Long known for his elegant (but wicked) comedies of manners, Lubitz went into full-blown satire here. Tightly scripted, most of the humour came the witty dialogues:
Col. Erhhardt, upon asked if he had heard of the 'great, great actor, Joseph Tura' says that he'd seen the actor before the war - 'What he did to Hamlet, we are now doing to Poland.'
Or Greenberg, a Jew (though it's never mentioned in the film), telling Ravitch, 'What you are, I wouldn't eat!' Ravitch's response? 'Are you calling me a ham?'
The film relentlessly mocks the blind obedience of the German troops (in one scene, the pilots jump out of the plane without parachutes when ‘Hitler’ orders them to), and the total authoritarianism of the Nazi regime. Lubitz also directly mocked Hitler – Dubosh, excoriating Bronsky as not being very Hitler-like, remarks, ‘To me, he’s just a man with a little moustache.’ Whereupon the troupe’s make-up man quips, ‘So is Hitler.'
And when Col. Ehrhardt says (of Schultz) that one cannot trust a man who doesn’t smoke, drink or eat meat, Tura (as Prof. Siletsky) promptly responds, "Like our Führer?' – the implication being that Hitler cannot be trusted either.
The film doesn’t make light of the horrors of the Nazi regime. While the voiceover informs us that the Germans bombed Warsaw just to show they could, it’s the stark images that stay on in your consciousness.
The light scenes – where Maria is not allowed to leave the hotel (occupied by the Gestapo) because the professor hasn’t left word that she could – also emphasise how oppressive it was endure Nazi occupation.

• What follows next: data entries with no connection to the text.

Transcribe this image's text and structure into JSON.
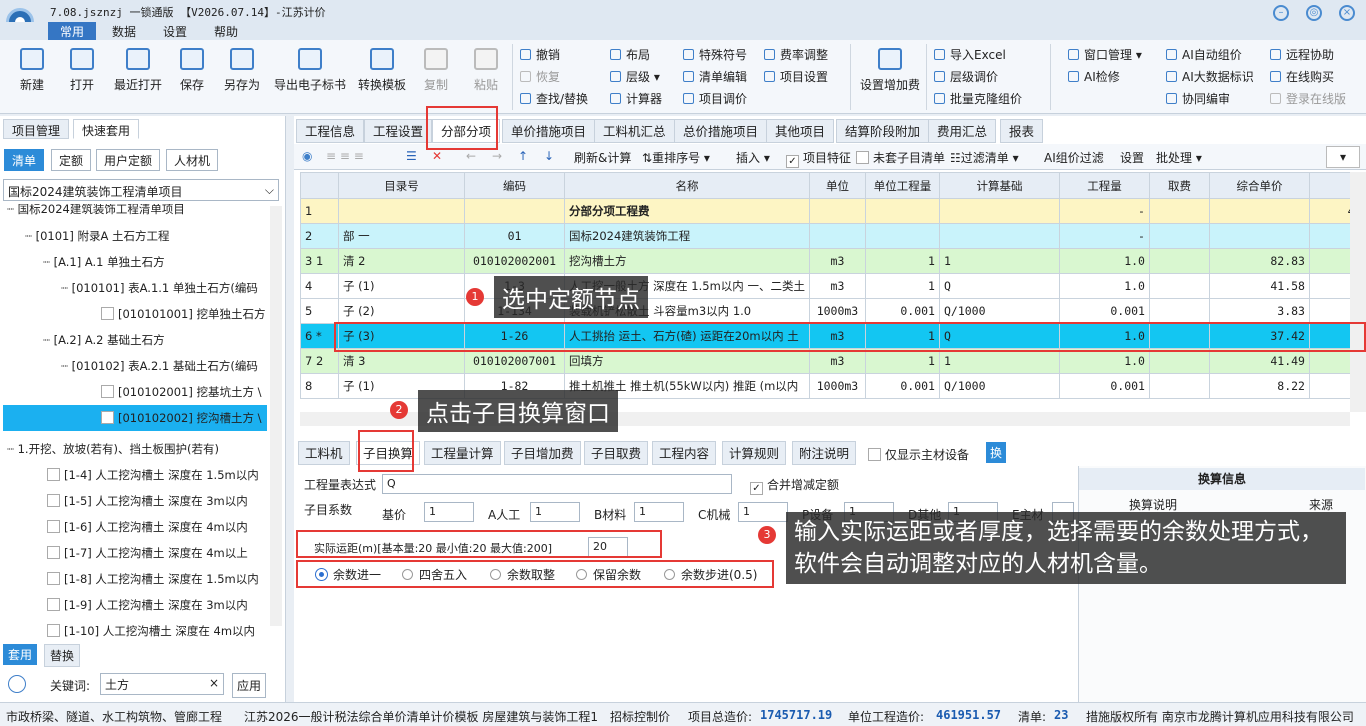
{
  "window": {
    "title": "7.08.jsznzj 一锁通版 【V2026.07.14】-江苏计价"
  },
  "menu": [
    "常用",
    "数据",
    "设置",
    "帮助"
  ],
  "ribbon": {
    "big": [
      "新建",
      "打开",
      "最近打开",
      "保存",
      "另存为",
      "导出电子标书",
      "转换模板",
      "复制",
      "粘贴"
    ],
    "edit": [
      "撤销",
      "恢复",
      "查找/替换"
    ],
    "layout": [
      "布局",
      "层级",
      "计算器"
    ],
    "special": [
      "特殊符号",
      "清单编辑",
      "项目调价"
    ],
    "rate": [
      "费率调整",
      "项目设置"
    ],
    "surcharge": "设置增加费",
    "excel": [
      "导入Excel",
      "层级调价",
      "批量克隆组价"
    ],
    "window": [
      "窗口管理",
      "AI检修"
    ],
    "ai": [
      "AI自动组价",
      "AI大数据标识",
      "协同编审"
    ],
    "remote": [
      "远程协助",
      "在线购买",
      "登录在线版"
    ]
  },
  "left": {
    "tabs": [
      "项目管理",
      "快速套用"
    ],
    "buttons": [
      "清单",
      "定额",
      "用户定额",
      "人材机"
    ],
    "select": "国标2024建筑装饰工程清单项目",
    "tree": [
      "国标2024建筑装饰工程清单项目",
      "[0101] 附录A 土石方工程",
      "[A.1] A.1 单独土石方",
      "[010101] 表A.1.1 单独土石方(编码",
      "[010101001] 挖单独土石方 \\",
      "[A.2] A.2 基础土石方",
      "[010102] 表A.2.1 基础土石方(编码",
      "[010102001] 挖基坑土方 \\",
      "[010102002] 挖沟槽土方 \\"
    ],
    "group": "1.开挖、放坡(若有)、挡土板围护(若有)",
    "items": [
      "[1-4] 人工挖沟槽土 深度在 1.5m以内",
      "[1-5] 人工挖沟槽土 深度在 3m以内",
      "[1-6] 人工挖沟槽土 深度在 4m以内",
      "[1-7] 人工挖沟槽土 深度在 4m以上",
      "[1-8] 人工挖沟槽土 深度在 1.5m以内",
      "[1-9] 人工挖沟槽土 深度在 3m以内",
      "[1-10] 人工挖沟槽土 深度在 4m以内"
    ],
    "bottom_tabs": [
      "套用",
      "替换"
    ],
    "keyword_label": "关键词:",
    "keyword": "土方",
    "apply": "应用"
  },
  "top_tabs": [
    "工程信息",
    "工程设置",
    "分部分项",
    "单价措施项目",
    "工料机汇总",
    "总价措施项目",
    "其他项目",
    "结算阶段附加",
    "费用汇总",
    "报表"
  ],
  "toolbar": [
    "刷新&计算",
    "重排序号",
    "插入",
    "项目特征",
    "未套子目清单",
    "过滤清单",
    "AI组价过滤",
    "设置",
    "批处理"
  ],
  "grid": {
    "headers": [
      "",
      "目录号",
      "编码",
      "名称",
      "单位",
      "单位工程量",
      "计算基础",
      "工程量",
      "取费",
      "综合单价",
      ""
    ],
    "rows": [
      {
        "n": "1",
        "dir": "",
        "code": "",
        "name": "分部分项工程费",
        "unit": "",
        "uq": "",
        "base": "",
        "qty": "-",
        "fee": "",
        "price": "",
        "x": "4",
        "cls": "r-yellow"
      },
      {
        "n": "2",
        "dir": "部  一",
        "code": "01",
        "name": "国标2024建筑装饰工程",
        "unit": "",
        "uq": "",
        "base": "",
        "qty": "-",
        "fee": "",
        "price": "",
        "x": "",
        "cls": "r-cyan"
      },
      {
        "n": "3  1",
        "dir": "清  2",
        "code": "010102002001",
        "name": "挖沟槽土方",
        "unit": "m3",
        "uq": "1",
        "base": "1",
        "qty": "1.0",
        "fee": "",
        "price": "82.83",
        "x": "",
        "cls": "r-green"
      },
      {
        "n": "4",
        "dir": "子  (1)",
        "code": "1-3",
        "name": "人工挖一般土方 深度在 1.5m以内 一、二类土",
        "unit": "m3",
        "uq": "1",
        "base": "Q",
        "qty": "1.0",
        "fee": "",
        "price": "41.58",
        "x": "",
        "cls": ""
      },
      {
        "n": "5",
        "dir": "子  (2)",
        "code": "1-134",
        "name": "装载机铲松散土 斗容量m3以内 1.0",
        "unit": "1000m3",
        "uq": "0.001",
        "base": "Q/1000",
        "qty": "0.001",
        "fee": "",
        "price": "3.83",
        "x": "",
        "cls": ""
      },
      {
        "n": "6 *",
        "dir": "子  (3)",
        "code": "1-26",
        "name": "人工挑抬 运土、石方(碴) 运距在20m以内 土",
        "unit": "m3",
        "uq": "1",
        "base": "Q",
        "qty": "1.0",
        "fee": "",
        "price": "37.42",
        "x": "",
        "cls": "r-sel"
      },
      {
        "n": "7  2",
        "dir": "清  3",
        "code": "010102007001",
        "name": "回填方",
        "unit": "m3",
        "uq": "1",
        "base": "1",
        "qty": "1.0",
        "fee": "",
        "price": "41.49",
        "x": "",
        "cls": "r-green"
      },
      {
        "n": "8",
        "dir": "子  (1)",
        "code": "1-82",
        "name": "推土机推土 推土机(55kW以内) 推距 (m以内",
        "unit": "1000m3",
        "uq": "0.001",
        "base": "Q/1000",
        "qty": "0.001",
        "fee": "",
        "price": "8.22",
        "x": "",
        "cls": ""
      }
    ]
  },
  "bottom_tabs": [
    "工料机",
    "子目换算",
    "工程量计算",
    "子目增加费",
    "子目取费",
    "工程内容",
    "计算规则",
    "附注说明"
  ],
  "only_main": "仅显示主材设备",
  "huan": "换",
  "form": {
    "expr_label": "工程量表达式",
    "expr": "Q",
    "merge": "合并增减定额",
    "coef_label": "子目系数",
    "coefs": [
      {
        "l": "基价",
        "v": "1"
      },
      {
        "l": "A人工",
        "v": "1"
      },
      {
        "l": "B材料",
        "v": "1"
      },
      {
        "l": "C机械",
        "v": "1"
      },
      {
        "l": "P设备",
        "v": "1"
      },
      {
        "l": "D其他",
        "v": "1"
      },
      {
        "l": "E主材",
        "v": ""
      }
    ],
    "distance_label": "实际运距(m)[基本量:20 最小值:20 最大值:200]",
    "distance": "20",
    "radios": [
      "余数进一",
      "四舍五入",
      "余数取整",
      "保留余数",
      "余数步进(0.5)"
    ]
  },
  "info": {
    "title": "换算信息",
    "c1": "换算说明",
    "c2": "来源"
  },
  "callouts": {
    "c1": "选中定额节点",
    "c2": "点击子目换算窗口",
    "c3": "输入实际运距或者厚度，选择需要的余数处理方式，软件会自动调整对应的人材机含量。"
  },
  "status": {
    "s1": "市政桥梁、隧道、水工构筑物、管廊工程",
    "s2": "江苏2026一般计税法综合单价清单计价模板 房屋建筑与装饰工程1",
    "s3": "招标控制价",
    "s4l": "项目总造价:",
    "s4": "1745717.19",
    "s5l": "单位工程造价:",
    "s5": "461951.57",
    "s6l": "清单:",
    "s6": "23",
    "s7": "措施版权所有 南京市龙腾计算机应用科技有限公司"
  },
  "colors": {
    "accent": "#3576c4",
    "selected": "#13c6f2",
    "callout_red": "#e53935"
  }
}
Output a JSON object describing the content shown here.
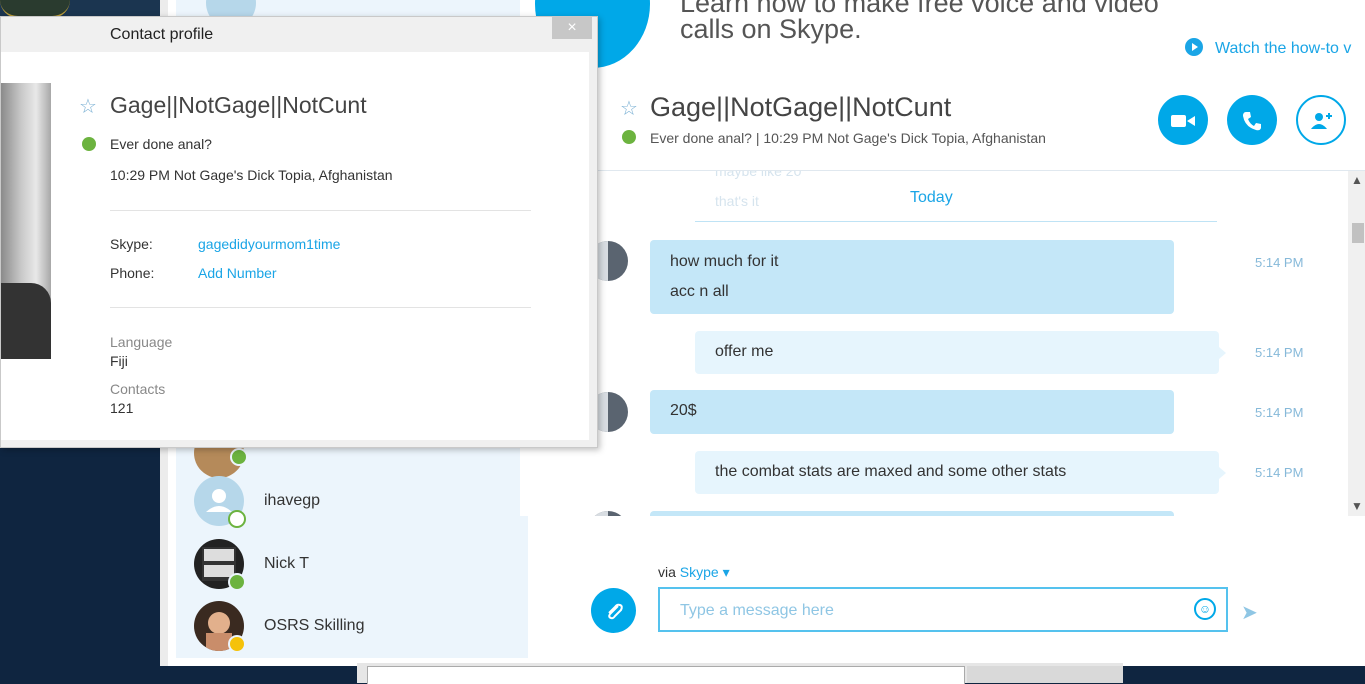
{
  "profile": {
    "window_title": "Contact profile",
    "close_glyph": "×",
    "name": "Gage||NotGage||NotCunt",
    "mood": "Ever done anal?",
    "local_time_location": "10:29 PM Not Gage's Dick Topia, Afghanistan",
    "skype_label": "Skype:",
    "skype_id": "gagedidyourmom1time",
    "phone_label": "Phone:",
    "phone_value": "Add Number",
    "language_label": "Language",
    "language_value": "Fiji",
    "contacts_label": "Contacts",
    "contacts_value": "121",
    "status": "online"
  },
  "banner": {
    "promo_line1": "Learn how to make free voice and video",
    "promo_line2": "calls on Skype.",
    "watch_link": "Watch the how-to v"
  },
  "chat_header": {
    "name": "Gage||NotGage||NotCunt",
    "mood_and_time": "Ever done anal?  |  10:29 PM Not Gage's Dick Topia, Afghanistan",
    "video_call_icon": "video-camera-icon",
    "voice_call_icon": "phone-icon",
    "add_contact_icon": "add-person-icon"
  },
  "contacts": [
    {
      "name": "ihavegp",
      "status": "offline"
    },
    {
      "name": "Nick T",
      "status": "online"
    },
    {
      "name": "OSRS Skilling",
      "status": "away"
    }
  ],
  "messages": {
    "ghost_lines": [
      "maybe like 20",
      "that's it"
    ],
    "date_divider": "Today",
    "items": [
      {
        "direction": "in",
        "lines": [
          "how much for it",
          "acc n all"
        ],
        "time": "5:14 PM"
      },
      {
        "direction": "out",
        "lines": [
          "offer me"
        ],
        "time": "5:14 PM"
      },
      {
        "direction": "in",
        "lines": [
          "20$"
        ],
        "time": "5:14 PM"
      },
      {
        "direction": "out",
        "lines": [
          "the combat stats are maxed and some other stats"
        ],
        "time": "5:14 PM"
      }
    ]
  },
  "compose": {
    "via_prefix": "via",
    "via_service": "Skype",
    "via_dropdown_icon": "caret-down-icon",
    "placeholder": "Type a message here",
    "attach_icon": "paperclip-icon",
    "emoji_icon": "smiley-icon",
    "send_icon": "send-arrow-icon"
  },
  "colors": {
    "skype_blue": "#00a8e8",
    "bubble_in": "#c4e7f8",
    "bubble_out": "#e6f5fd",
    "online": "#6cb33f",
    "away": "#f5c20a"
  }
}
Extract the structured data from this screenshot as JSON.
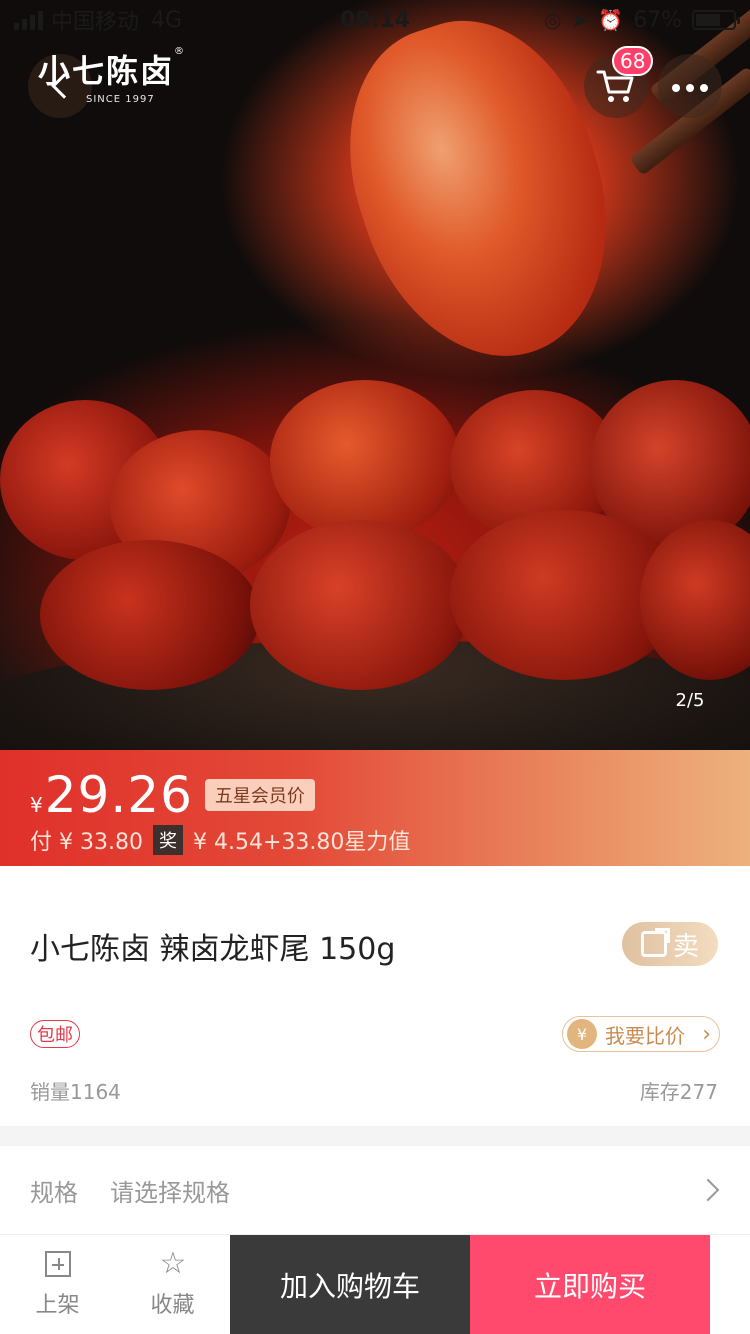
{
  "status_bar": {
    "carrier": "中国移动",
    "network": "4G",
    "time": "09:14",
    "battery": "67%",
    "battery_level": 0.67
  },
  "header": {
    "brand": "小七陈卤",
    "brand_mark": "®",
    "brand_since": "SINCE 1997",
    "cart_count": "68"
  },
  "gallery": {
    "pager": "2/5"
  },
  "price": {
    "currency": "¥",
    "amount": "29.26",
    "member_tag": "五星会员价",
    "pay_text": "付 ¥ 33.80",
    "reward_tag": "奖",
    "reward_text": "¥ 4.54+33.80星力值"
  },
  "product": {
    "title": "小七陈卤 辣卤龙虾尾 150g",
    "share_label": "卖",
    "free_shipping": "包邮",
    "compare_currency": "¥",
    "compare_label": "我要比价",
    "sales": "销量1164",
    "stock": "库存277"
  },
  "spec": {
    "label": "规格",
    "value": "请选择规格"
  },
  "bottom_bar": {
    "list_label": "上架",
    "favorite_label": "收藏",
    "add_to_cart": "加入购物车",
    "buy_now": "立即购买"
  },
  "colors": {
    "price_gradient_start": "#e0302a",
    "price_gradient_end": "#edb17e",
    "buy_now": "#ff4a6e",
    "add_to_cart": "#3a3a3a",
    "badge": "#ff3f6a"
  },
  "icons": {
    "back": "chevron-left-icon",
    "cart": "cart-icon",
    "more": "more-dots-icon",
    "share": "share-icon",
    "compare": "yen-icon",
    "spec": "chevron-right-icon",
    "list": "plus-square-icon",
    "favorite": "star-icon"
  }
}
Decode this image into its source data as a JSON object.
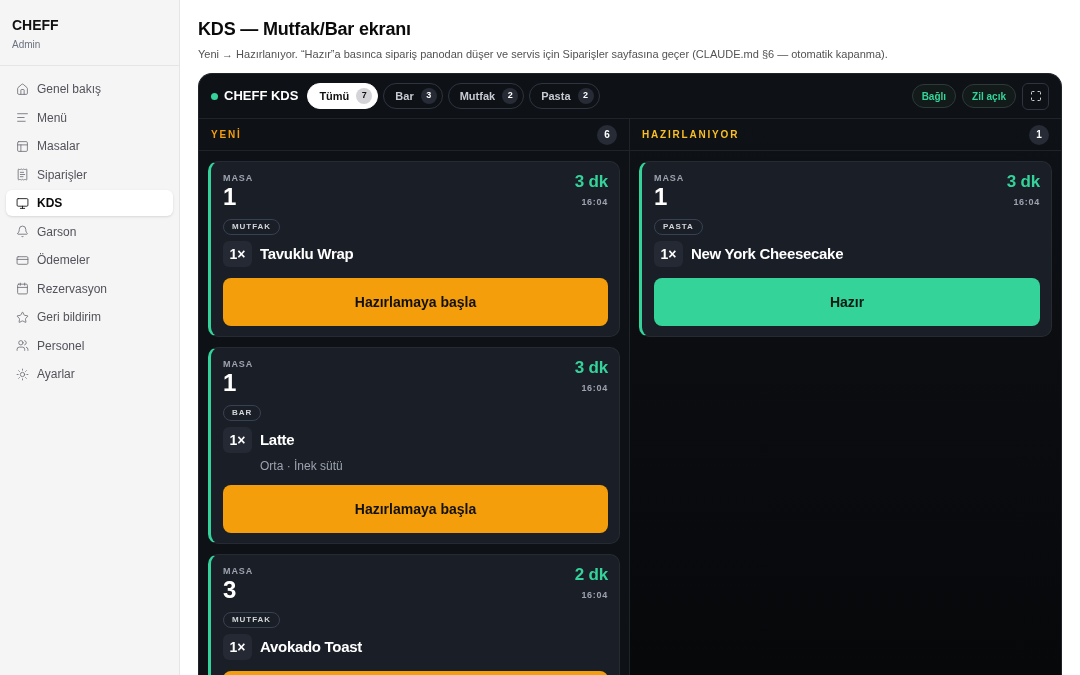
{
  "sidebar": {
    "brand": "CHEFF",
    "role": "Admin",
    "items": [
      {
        "label": "Genel bakış",
        "selected": false
      },
      {
        "label": "Menü",
        "selected": false
      },
      {
        "label": "Masalar",
        "selected": false
      },
      {
        "label": "Siparişler",
        "selected": false
      },
      {
        "label": "KDS",
        "selected": true
      },
      {
        "label": "Garson",
        "selected": false
      },
      {
        "label": "Ödemeler",
        "selected": false
      },
      {
        "label": "Rezervasyon",
        "selected": false
      },
      {
        "label": "Geri bildirim",
        "selected": false
      },
      {
        "label": "Personel",
        "selected": false
      },
      {
        "label": "Ayarlar",
        "selected": false
      }
    ]
  },
  "page": {
    "title": "KDS — Mutfak/Bar ekranı",
    "subtitle": "Yeni → Hazırlanıyor. “Hazır”a basınca sipariş panodan düşer ve servis için Siparişler sayfasına geçer (CLAUDE.md §6 — otomatik kapanma)."
  },
  "kds": {
    "title": "CHEFF KDS",
    "online": true,
    "tabs": [
      {
        "label": "Tümü",
        "count": "7",
        "selected": true
      },
      {
        "label": "Bar",
        "count": "3",
        "selected": false
      },
      {
        "label": "Mutfak",
        "count": "2",
        "selected": false
      },
      {
        "label": "Pasta",
        "count": "2",
        "selected": false
      }
    ],
    "status_pills": [
      "Bağlı",
      "Zil açık"
    ],
    "columns": [
      {
        "title": "YENİ",
        "count": "6",
        "kind": "new",
        "cards": [
          {
            "table_label": "MASA",
            "table": "1",
            "elapsed": "3 dk",
            "time": "16:04",
            "station": "MUTFAK",
            "items": [
              {
                "qty": "1×",
                "name": "Tavuklu Wrap"
              }
            ],
            "action": {
              "kind": "start",
              "label": "Hazırlamaya başla"
            }
          },
          {
            "table_label": "MASA",
            "table": "1",
            "elapsed": "3 dk",
            "time": "16:04",
            "station": "BAR",
            "items": [
              {
                "qty": "1×",
                "name": "Latte",
                "note": "Orta · İnek sütü"
              }
            ],
            "action": {
              "kind": "start",
              "label": "Hazırlamaya başla"
            }
          },
          {
            "table_label": "MASA",
            "table": "3",
            "elapsed": "2 dk",
            "time": "16:04",
            "station": "MUTFAK",
            "items": [
              {
                "qty": "1×",
                "name": "Avokado Toast"
              }
            ],
            "action": {
              "kind": "start"
            }
          }
        ]
      },
      {
        "title": "HAZIRLANIYOR",
        "count": "1",
        "kind": "preparing",
        "cards": [
          {
            "table_label": "MASA",
            "table": "1",
            "elapsed": "3 dk",
            "time": "16:04",
            "station": "PASTA",
            "items": [
              {
                "qty": "1×",
                "name": "New York Cheesecake"
              }
            ],
            "action": {
              "kind": "ready",
              "label": "Hazır"
            }
          }
        ]
      }
    ]
  }
}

The film also makes direct commentaries on concentration camps and considering that the Nazi threat was looming, it must have taken guts to lampoon the Gestapo in 1942.
Jack Benny and Carole Lombard shine in their respective roles as ‘that great, great actor, Joseph Tura’ and his wife, Maria. However, there’s a consummate cast of supporting actors who are brilliant in their own way, even if they only have a couple of scenes. One example of this is Anna (Maud Eburne), Maria’s maid. She’s devoted to Maria, but dryly sarcastic. When Maria casually remarks that it might be best if her husband doesn’t know of her tryst with Lt Stanislav, Anna quips: “What the husband doesn’t know won’t hurt the wife.”
Now, if I really want to compare this to the Mel Brooks version, I will have to watch that again. Perhaps later. But for now, this film is a treat - if you haven't watched it already, do watch.